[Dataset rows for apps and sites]
################

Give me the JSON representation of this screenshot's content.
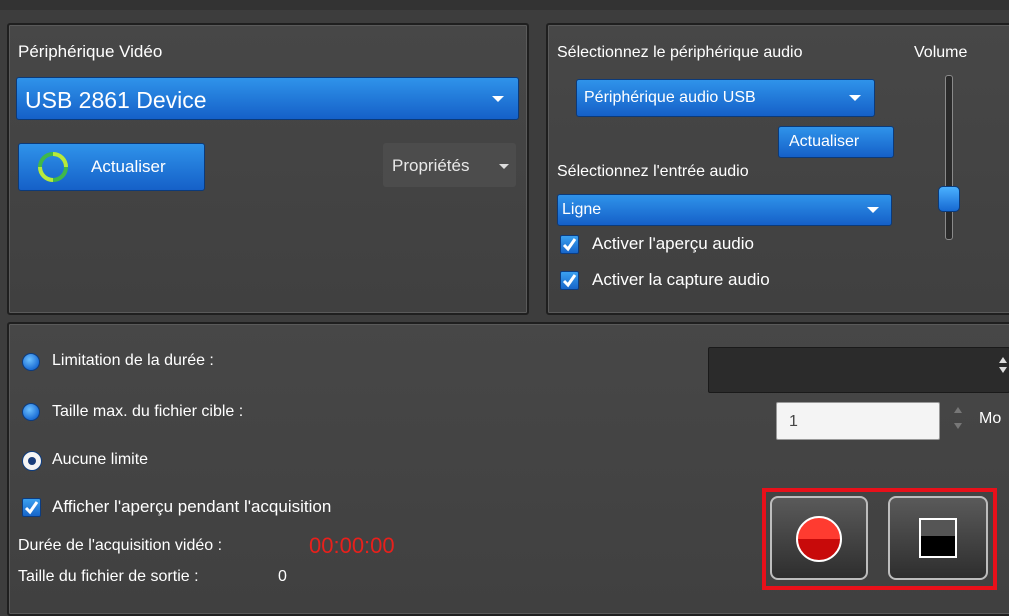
{
  "video_panel": {
    "title": "Périphérique Vidéo",
    "device_value": "USB 2861 Device",
    "refresh_label": "Actualiser",
    "properties_label": "Propriétés"
  },
  "audio_panel": {
    "select_device_label": "Sélectionnez le périphérique audio",
    "volume_label": "Volume",
    "device_value": "Périphérique audio USB",
    "refresh_label": "Actualiser",
    "select_input_label": "Sélectionnez l'entrée audio",
    "input_value": "Ligne",
    "enable_preview_label": "Activer l'aperçu audio",
    "enable_capture_label": "Activer la capture audio",
    "volume_level": 0.2
  },
  "capture_panel": {
    "duration_limit_label": "Limitation de la durée :",
    "max_size_label": "Taille max. du fichier cible :",
    "max_size_value": "1",
    "max_size_unit": "Mo",
    "no_limit_label": "Aucune limite",
    "show_preview_label": "Afficher l'aperçu pendant l'acquisition",
    "acq_duration_label": "Durée de l'acquisition vidéo :",
    "acq_duration_value": "00:00:00",
    "output_size_label": "Taille du fichier de sortie :",
    "output_size_value": "0"
  },
  "colors": {
    "accent_blue": "#1f78d8",
    "timer_red": "#e8201c",
    "highlight_red": "#e8101a"
  }
}
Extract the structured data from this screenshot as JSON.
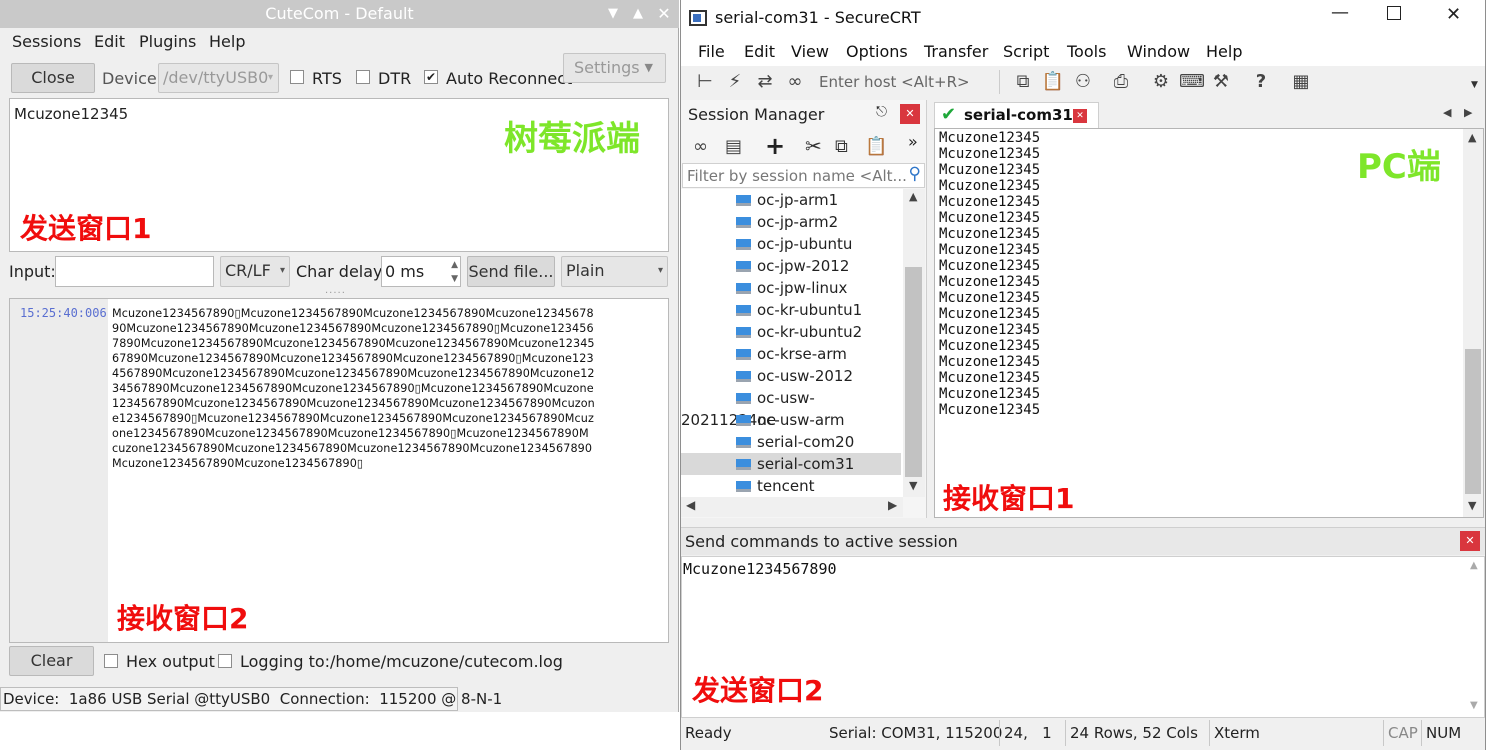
{
  "cutecom": {
    "window_title": "CuteCom - Default",
    "menu": [
      "Sessions",
      "Edit",
      "Plugins",
      "Help"
    ],
    "close_button": "Close",
    "device_label": "Device:",
    "device_value": "/dev/ttyUSB0",
    "rts_label": "RTS",
    "dtr_label": "DTR",
    "auto_reconnect_label": "Auto Reconnect",
    "settings_label": "Settings",
    "send_text": "Mcuzone12345",
    "annotation_title": "树莓派端",
    "annotation_send": "发送窗口1",
    "input_label": "Input:",
    "line_end": "CR/LF",
    "char_delay_label": "Char delay:",
    "char_delay_value": "0 ms",
    "send_file_button": "Send file...",
    "format": "Plain",
    "timestamp": "15:25:40:006",
    "received_lines": [
      "Mcuzone1234567890▯Mcuzone1234567890Mcuzone1234567890Mcuzone12345678",
      "90Mcuzone1234567890Mcuzone1234567890Mcuzone1234567890▯Mcuzone123456",
      "7890Mcuzone1234567890Mcuzone1234567890Mcuzone1234567890Mcuzone12345",
      "67890Mcuzone1234567890Mcuzone1234567890Mcuzone1234567890▯Mcuzone123",
      "4567890Mcuzone1234567890Mcuzone1234567890Mcuzone1234567890Mcuzone12",
      "34567890Mcuzone1234567890Mcuzone1234567890▯Mcuzone1234567890Mcuzone",
      "1234567890Mcuzone1234567890Mcuzone1234567890Mcuzone1234567890Mcuzon",
      "e1234567890▯Mcuzone1234567890Mcuzone1234567890Mcuzone1234567890Mcuz",
      "one1234567890Mcuzone1234567890Mcuzone1234567890▯Mcuzone1234567890M",
      "cuzone1234567890Mcuzone1234567890Mcuzone1234567890Mcuzone1234567890",
      "Mcuzone1234567890Mcuzone1234567890▯"
    ],
    "annotation_receive": "接收窗口2",
    "clear_button": "Clear",
    "hex_output_label": "Hex output",
    "logging_label": "Logging to:",
    "log_path": "/home/mcuzone/cutecom.log",
    "status_bar": "Device:  1a86 USB Serial @ttyUSB0  Connection:  115200 @ 8-N-1"
  },
  "securecrt": {
    "window_title": "serial-com31 - SecureCRT",
    "menu": [
      "File",
      "Edit",
      "View",
      "Options",
      "Transfer",
      "Script",
      "Tools",
      "Window",
      "Help"
    ],
    "enter_host_placeholder": "Enter host <Alt+R>",
    "session_manager_title": "Session Manager",
    "filter_placeholder": "Filter by session name <Alt...",
    "sessions": [
      "oc-jp-arm1",
      "oc-jp-arm2",
      "oc-jp-ubuntu",
      "oc-jpw-2012",
      "oc-jpw-linux",
      "oc-kr-ubuntu1",
      "oc-kr-ubuntu2",
      "oc-krse-arm",
      "oc-usw-2012",
      "oc-usw-20211224ne",
      "oc-usw-arm",
      "serial-com20",
      "serial-com31",
      "tencent"
    ],
    "selected_session": "serial-com31",
    "tab_label": "serial-com31",
    "terminal_lines": [
      "Mcuzone12345",
      "Mcuzone12345",
      "Mcuzone12345",
      "Mcuzone12345",
      "Mcuzone12345",
      "Mcuzone12345",
      "Mcuzone12345",
      "Mcuzone12345",
      "Mcuzone12345",
      "Mcuzone12345",
      "Mcuzone12345",
      "Mcuzone12345",
      "Mcuzone12345",
      "Mcuzone12345",
      "Mcuzone12345",
      "Mcuzone12345",
      "Mcuzone12345",
      "Mcuzone12345"
    ],
    "annotation_pc": "PC端",
    "annotation_receive": "接收窗口1",
    "send_commands_title": "Send commands to active session",
    "command_text": "Mcuzone1234567890",
    "annotation_send": "发送窗口2",
    "status": {
      "ready": "Ready",
      "serial": "Serial: COM31, 115200",
      "position": "24,   1",
      "size": "24 Rows, 52 Cols",
      "term": "Xterm",
      "cap": "CAP",
      "num": "NUM"
    }
  },
  "colors": {
    "annotation_red": "#f00d0d",
    "annotation_green": "#7ee62a",
    "timestamp_blue": "#5a6fd1",
    "close_red": "#d9363e",
    "selection_grey": "#d9d9d9"
  }
}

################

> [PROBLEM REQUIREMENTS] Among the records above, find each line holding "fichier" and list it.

> [SOLUTION]
    "max_size_label": "Taille max. du fichier cible :",
    "output_size_label": "Taille du fichier de sortie :",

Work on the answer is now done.